Except you Mordin, can't be mad at you!
Valve seem to actually treat their customers and fans as if we're not morons and value not only our cash but the level of entertainment we get from the games they produce. They don't need to throw stuff at us, they know we'll be loyal if they continue producing quality games for gamers, first and foremost. This age of gaming and before has also been a great avenue for new gamers or lapsed ones to hop back in.
Xbox One's reveal wasn't about gamers, at all, despite the fact that is should be primarily a gaming console. It's not a crime to want to water for a wider audience, but it is a crime to cast aside the prime audience who has stuck with you from the beginning and who were your primary live-stream audience, because they wanted to see a reason to yet again, give you their money and hopefully see an expansion on the ride that is being an Xbox gamer.
Xbox had great exclusives, but now all they have is a big box acting like a Minority Report driven android phone.
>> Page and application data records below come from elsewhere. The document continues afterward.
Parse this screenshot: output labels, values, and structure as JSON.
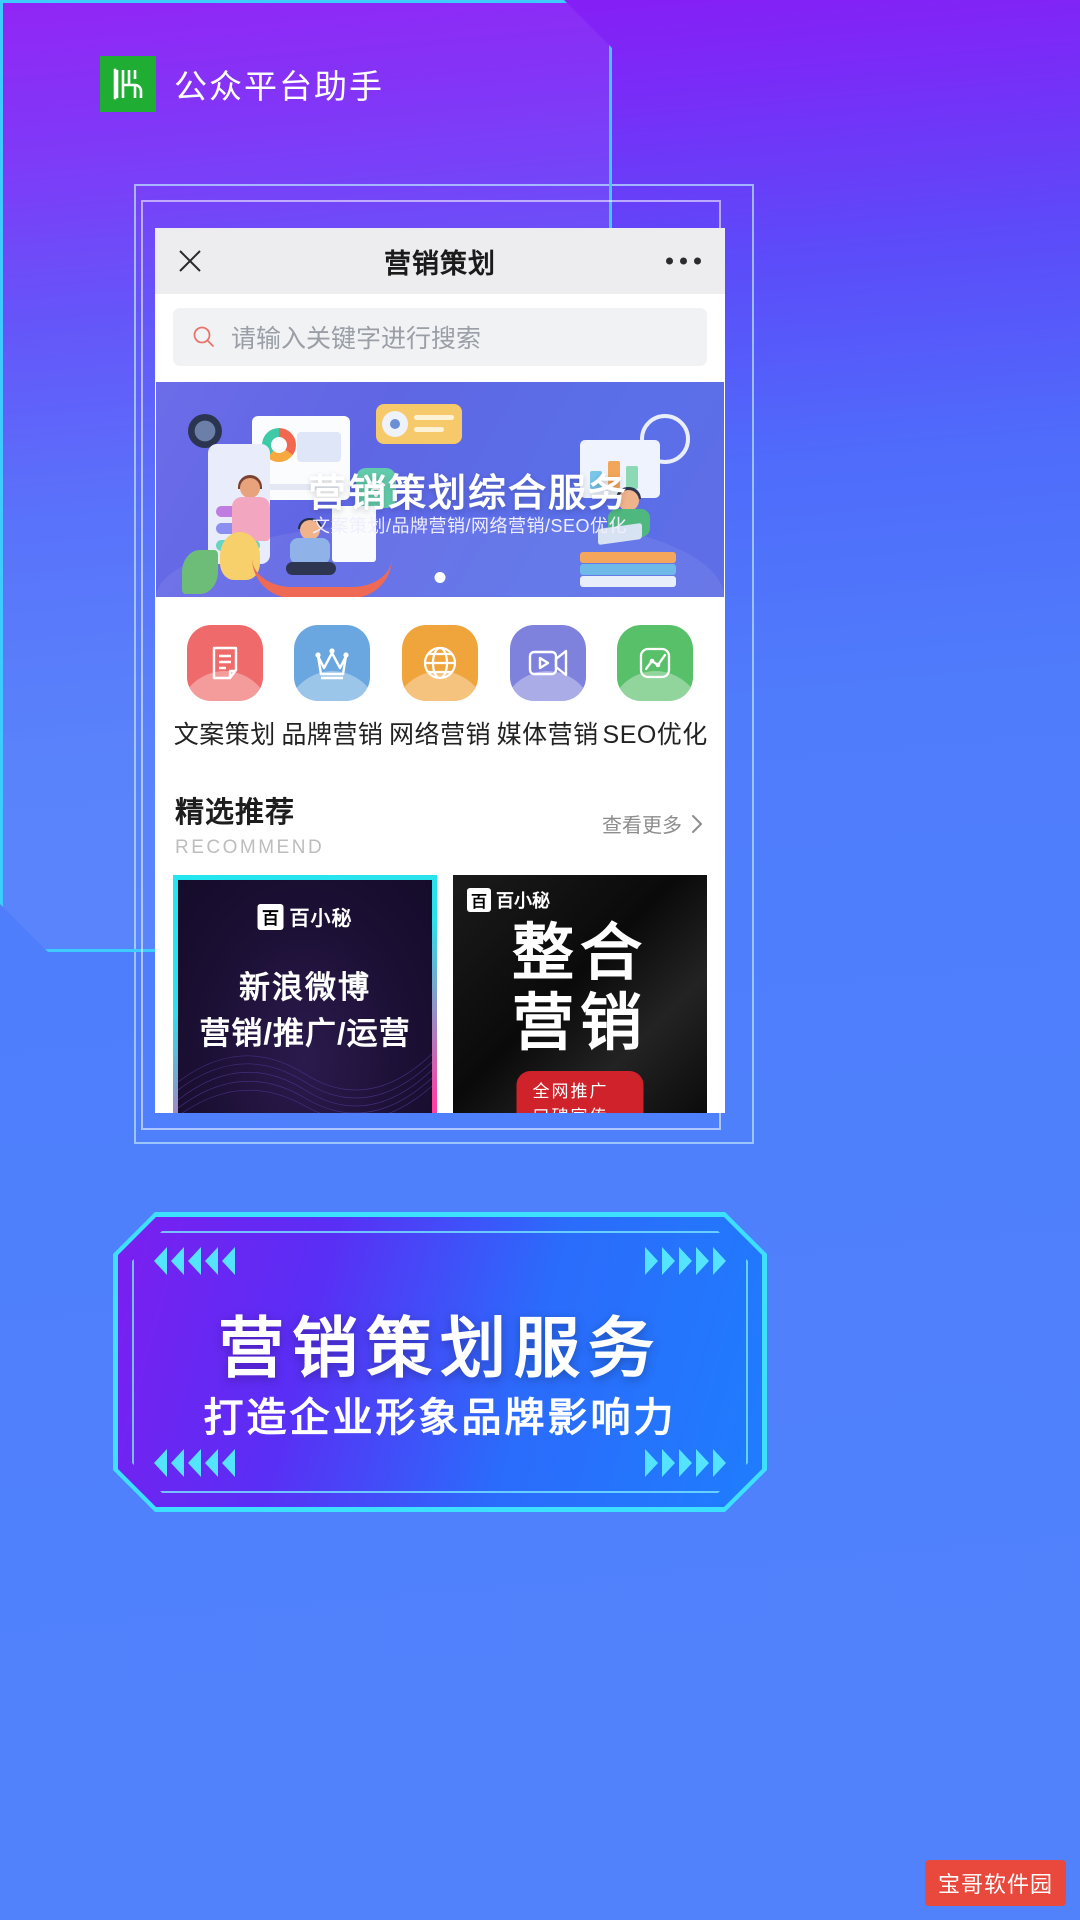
{
  "header": {
    "app_title": "公众平台助手",
    "logo_icon": "wechat-official-logo-icon",
    "logo_color": "#12a828"
  },
  "miniprogram": {
    "close_icon": "close-icon",
    "title": "营销策划",
    "more_icon": "more-options-icon",
    "search": {
      "placeholder": "请输入关键字进行搜索",
      "icon": "search-icon",
      "icon_color": "#e8756b",
      "value": ""
    },
    "banner": {
      "title": "营销策划综合服务",
      "subtitle": "文案策划/品牌营销/网络营销/SEO优化",
      "indicator_count": 1,
      "active_index": 0
    },
    "categories": [
      {
        "label": "文案策划",
        "icon": "document-icon",
        "color": "#ef6a6a"
      },
      {
        "label": "品牌营销",
        "icon": "crown-icon",
        "color": "#6aa7e0"
      },
      {
        "label": "网络营销",
        "icon": "globe-icon",
        "color": "#f0a53c"
      },
      {
        "label": "媒体营销",
        "icon": "video-camera-icon",
        "color": "#7f82dd"
      },
      {
        "label": "SEO优化",
        "icon": "line-chart-icon",
        "color": "#59c06a"
      }
    ],
    "recommend": {
      "title_cn": "精选推荐",
      "title_en": "RECOMMEND",
      "more_label": "查看更多",
      "more_icon": "chevron-right-icon",
      "cards": [
        {
          "brand": "百小秘",
          "brand_mark": "百",
          "line1": "新浪微博",
          "line2": "营销/推广/运营"
        },
        {
          "brand": "百小秘",
          "brand_mark": "百",
          "line1": "整合",
          "line2": "营销",
          "badge": "全网推广 口碑宣传"
        }
      ]
    }
  },
  "bottom_banner": {
    "title": "营销策划服务",
    "subtitle": "打造企业形象品牌影响力",
    "chevron_icon": "chevron-decoration-icon"
  },
  "watermark": {
    "text": "宝哥软件园",
    "color": "#e8493c"
  }
}
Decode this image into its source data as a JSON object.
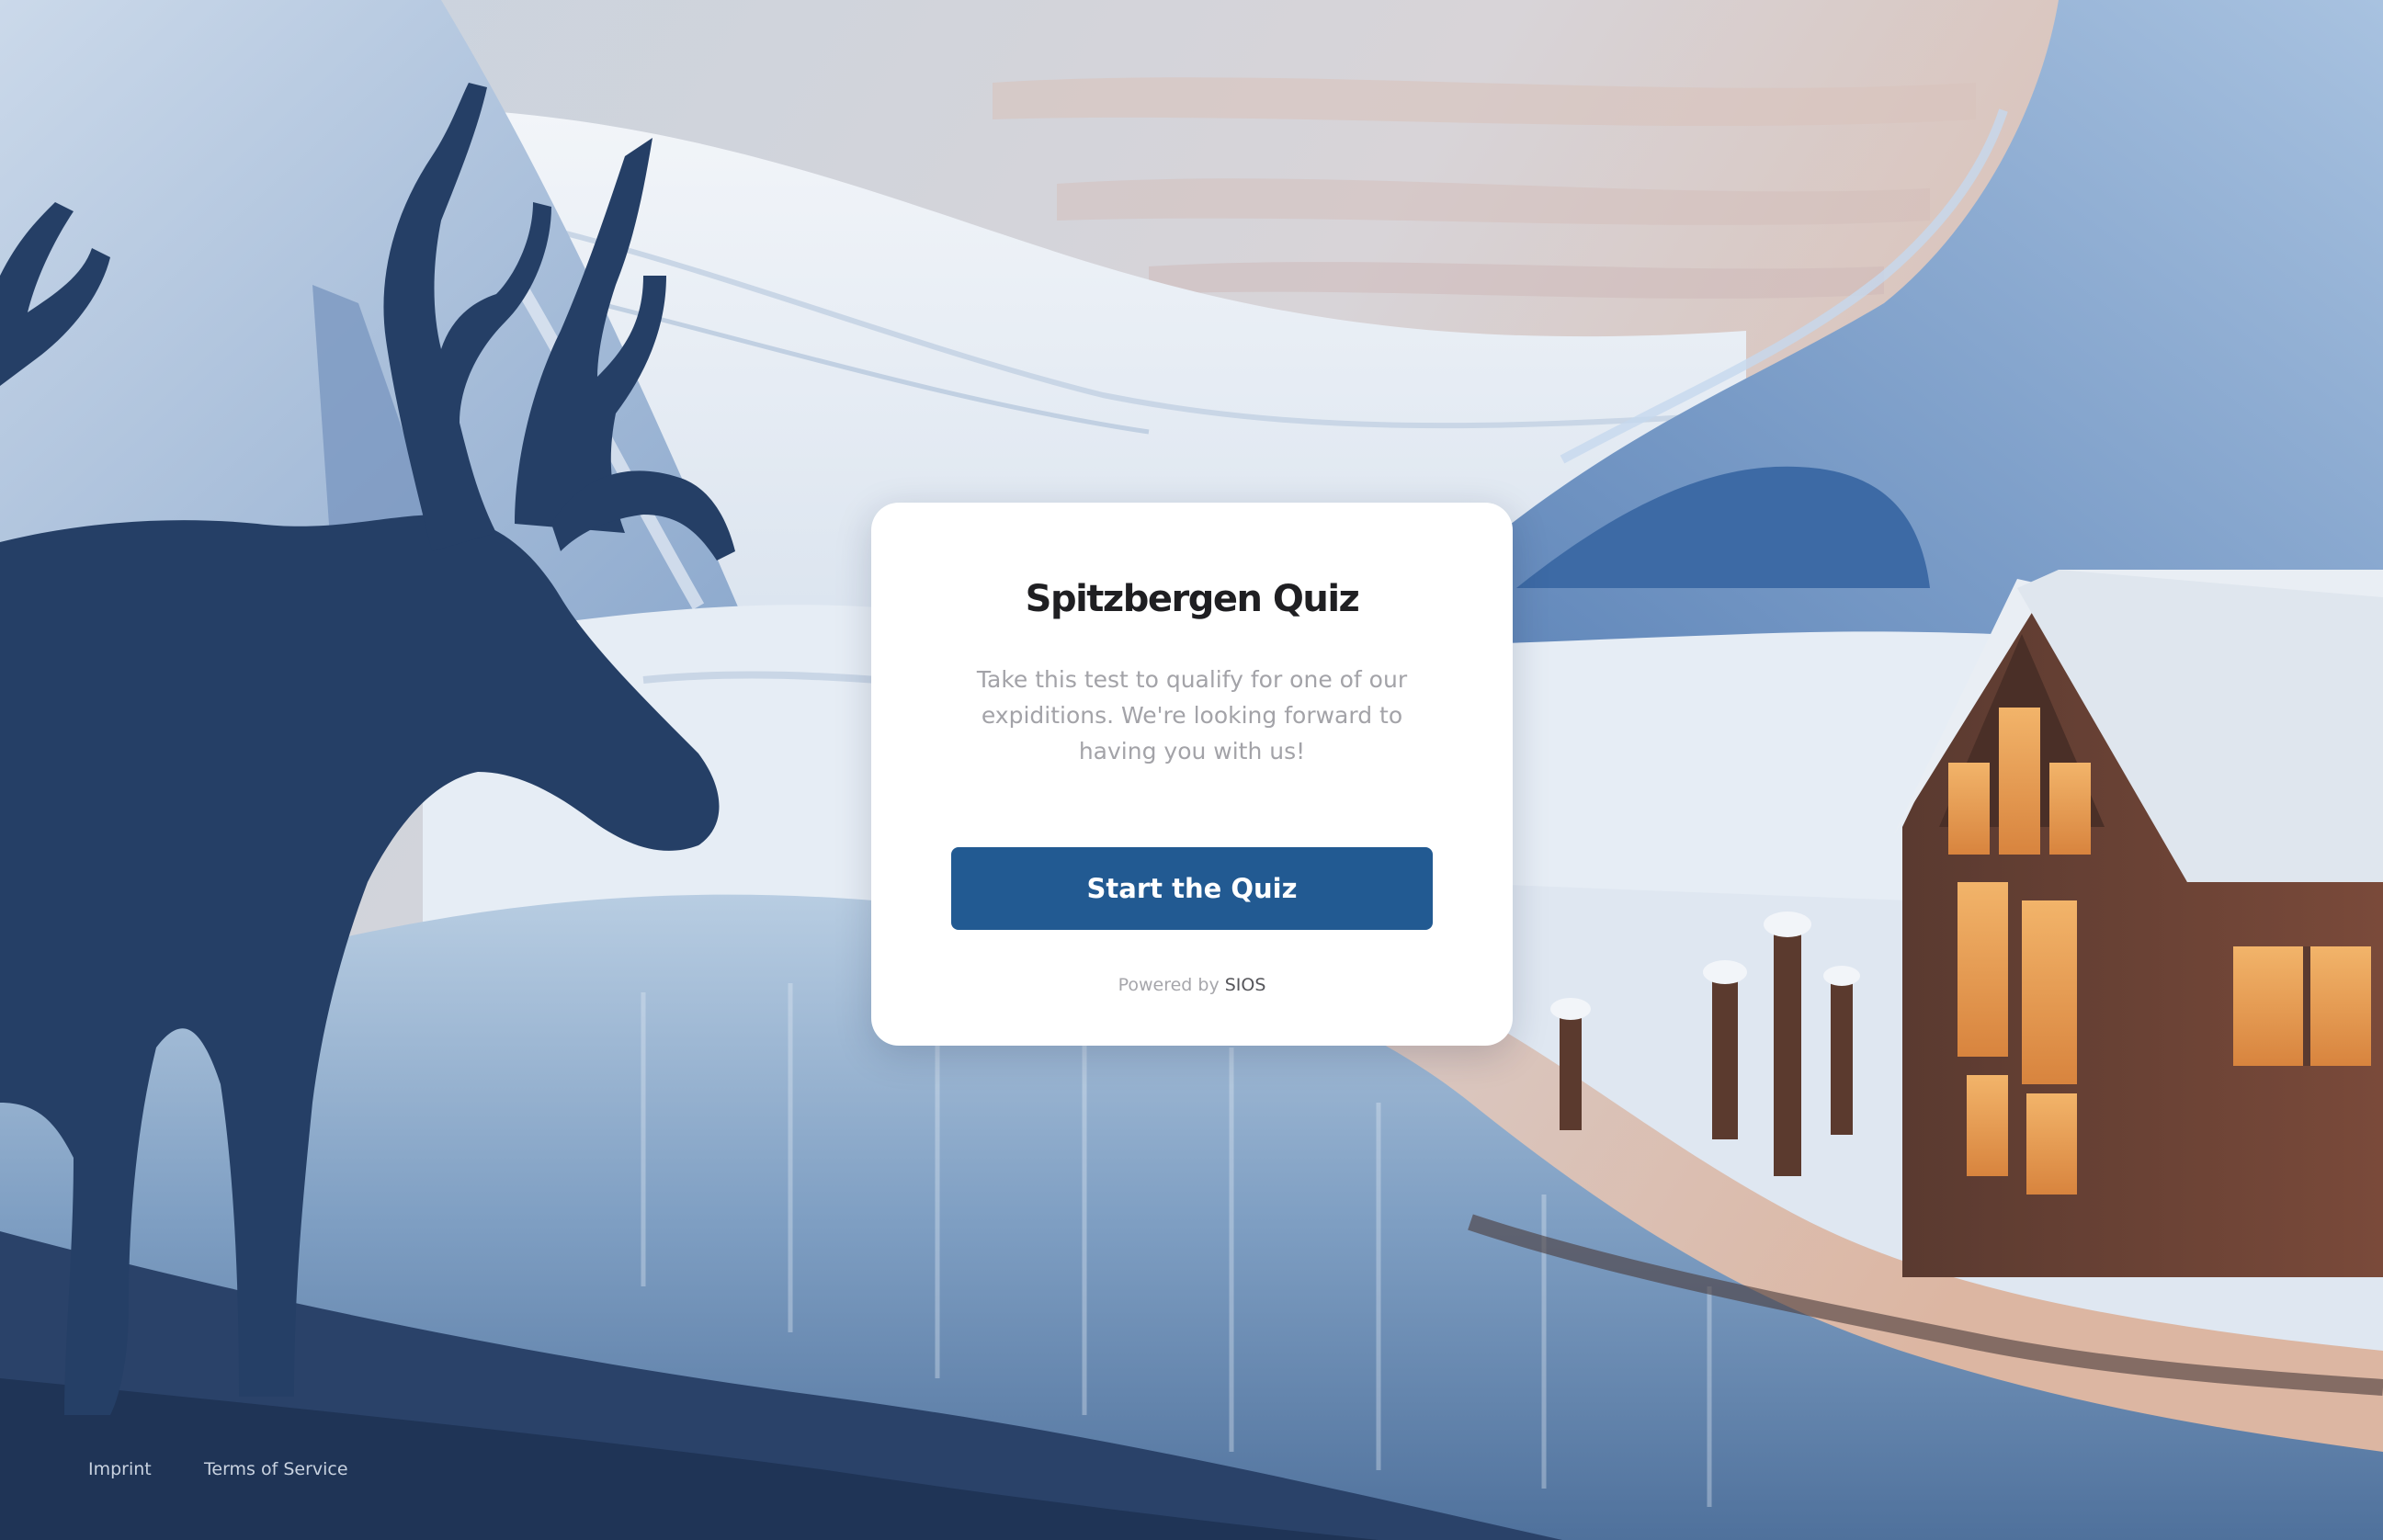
{
  "quiz": {
    "title": "Spitzbergen Quiz",
    "description": "Take this test to qualify for one of our\nexpiditions. We're looking  forward to\nhaving you with us!",
    "start_label": "Start the Quiz",
    "powered_prefix": "Powered by",
    "powered_brand": "SIOS"
  },
  "footer": {
    "imprint_label": "Imprint",
    "terms_label": "Terms of Service"
  },
  "colors": {
    "button": "#225a92",
    "title": "#1f1f22",
    "description": "#a3a3a8"
  },
  "icons": [
    "reindeer-illustration",
    "cabin-illustration"
  ]
}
My worry is that the time of games being something to research, get excited about, purchase and indulge in, is becoming diluted and that bundle packs and respect between creator and consumer is dwindling. The time of games mattering and being used in fun ways via marketing seems to be dwindling too. I can only hope that Valve stay firm and consistent and we still have some remnants of Orange Box days ahead.